Take every line containing "true" from the material and copy it.
- Opening Delimiter -
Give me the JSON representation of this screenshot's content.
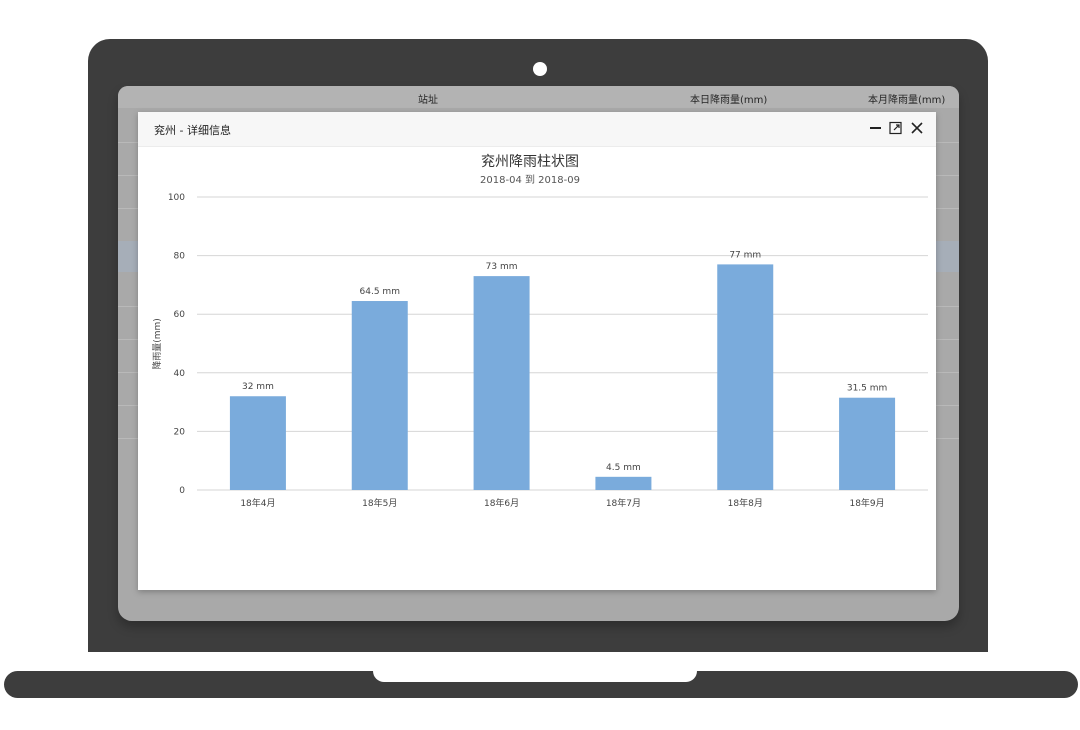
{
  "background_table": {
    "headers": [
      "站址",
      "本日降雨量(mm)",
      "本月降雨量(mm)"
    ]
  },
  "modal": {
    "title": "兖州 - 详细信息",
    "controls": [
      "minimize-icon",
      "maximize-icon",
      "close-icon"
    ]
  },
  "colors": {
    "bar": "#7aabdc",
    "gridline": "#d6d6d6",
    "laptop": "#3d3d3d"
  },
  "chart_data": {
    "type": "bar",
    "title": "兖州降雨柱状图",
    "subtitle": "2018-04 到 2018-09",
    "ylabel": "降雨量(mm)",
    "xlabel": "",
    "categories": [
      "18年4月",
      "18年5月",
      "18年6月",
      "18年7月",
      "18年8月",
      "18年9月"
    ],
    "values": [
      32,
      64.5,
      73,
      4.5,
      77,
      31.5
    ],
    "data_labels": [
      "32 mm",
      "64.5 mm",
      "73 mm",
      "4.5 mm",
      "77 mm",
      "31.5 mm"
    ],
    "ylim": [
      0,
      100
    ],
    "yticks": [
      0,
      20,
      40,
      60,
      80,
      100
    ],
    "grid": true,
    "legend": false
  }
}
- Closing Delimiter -
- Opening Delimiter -
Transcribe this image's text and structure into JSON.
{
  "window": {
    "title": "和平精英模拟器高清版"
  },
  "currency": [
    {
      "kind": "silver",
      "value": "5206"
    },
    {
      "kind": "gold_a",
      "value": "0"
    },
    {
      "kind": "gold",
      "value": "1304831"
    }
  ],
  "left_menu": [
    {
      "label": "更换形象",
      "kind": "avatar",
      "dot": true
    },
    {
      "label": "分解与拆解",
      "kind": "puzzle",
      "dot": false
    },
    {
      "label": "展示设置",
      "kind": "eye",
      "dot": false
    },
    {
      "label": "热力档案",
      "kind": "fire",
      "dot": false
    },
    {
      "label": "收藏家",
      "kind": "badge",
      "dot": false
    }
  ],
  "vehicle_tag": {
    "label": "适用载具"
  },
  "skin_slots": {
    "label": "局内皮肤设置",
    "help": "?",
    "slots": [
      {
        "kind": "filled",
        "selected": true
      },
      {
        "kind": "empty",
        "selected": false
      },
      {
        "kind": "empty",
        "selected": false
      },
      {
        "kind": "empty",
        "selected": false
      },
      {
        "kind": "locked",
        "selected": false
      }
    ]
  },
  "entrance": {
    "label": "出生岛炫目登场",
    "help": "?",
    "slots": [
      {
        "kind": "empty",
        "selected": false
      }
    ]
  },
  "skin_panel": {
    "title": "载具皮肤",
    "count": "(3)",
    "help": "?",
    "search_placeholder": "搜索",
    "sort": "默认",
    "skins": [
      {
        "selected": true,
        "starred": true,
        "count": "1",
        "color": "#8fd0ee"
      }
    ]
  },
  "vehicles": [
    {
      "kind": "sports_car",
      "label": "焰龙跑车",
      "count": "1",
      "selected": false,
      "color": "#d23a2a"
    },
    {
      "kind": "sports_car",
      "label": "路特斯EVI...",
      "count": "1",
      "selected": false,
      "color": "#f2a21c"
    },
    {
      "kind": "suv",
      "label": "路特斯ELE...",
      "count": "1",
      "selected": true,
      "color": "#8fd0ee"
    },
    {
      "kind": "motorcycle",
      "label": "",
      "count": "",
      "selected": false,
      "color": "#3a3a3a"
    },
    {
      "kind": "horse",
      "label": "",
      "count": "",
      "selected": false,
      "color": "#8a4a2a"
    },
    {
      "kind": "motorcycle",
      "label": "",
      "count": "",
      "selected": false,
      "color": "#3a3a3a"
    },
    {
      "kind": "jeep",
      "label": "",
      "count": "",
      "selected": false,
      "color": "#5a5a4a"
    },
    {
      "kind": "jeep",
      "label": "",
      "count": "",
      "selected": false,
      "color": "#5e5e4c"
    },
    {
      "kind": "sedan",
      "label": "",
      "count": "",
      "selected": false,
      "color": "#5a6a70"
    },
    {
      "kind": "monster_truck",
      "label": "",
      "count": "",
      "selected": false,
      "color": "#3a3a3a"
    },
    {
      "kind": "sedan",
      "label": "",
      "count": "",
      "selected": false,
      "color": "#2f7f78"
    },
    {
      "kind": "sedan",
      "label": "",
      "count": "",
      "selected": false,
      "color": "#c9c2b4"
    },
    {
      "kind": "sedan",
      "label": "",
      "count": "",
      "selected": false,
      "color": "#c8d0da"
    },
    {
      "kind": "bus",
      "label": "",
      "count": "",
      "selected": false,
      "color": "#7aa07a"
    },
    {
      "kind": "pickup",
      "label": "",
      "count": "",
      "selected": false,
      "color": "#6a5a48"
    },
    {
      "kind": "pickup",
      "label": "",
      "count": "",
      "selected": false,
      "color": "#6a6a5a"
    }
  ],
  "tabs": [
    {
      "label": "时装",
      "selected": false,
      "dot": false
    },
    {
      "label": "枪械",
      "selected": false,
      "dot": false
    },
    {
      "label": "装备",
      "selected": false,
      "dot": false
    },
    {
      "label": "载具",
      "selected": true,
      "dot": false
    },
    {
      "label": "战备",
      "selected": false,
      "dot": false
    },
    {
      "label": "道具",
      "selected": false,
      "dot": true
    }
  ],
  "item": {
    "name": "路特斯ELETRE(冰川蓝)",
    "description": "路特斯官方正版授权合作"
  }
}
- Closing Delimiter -
> **TASK SOLUTION**
    "grid": true,
      "dot": true
        "selected": true
        "selected": true,
        "starred": true,
      "selected": true,
      "selected": true,
      "dot": true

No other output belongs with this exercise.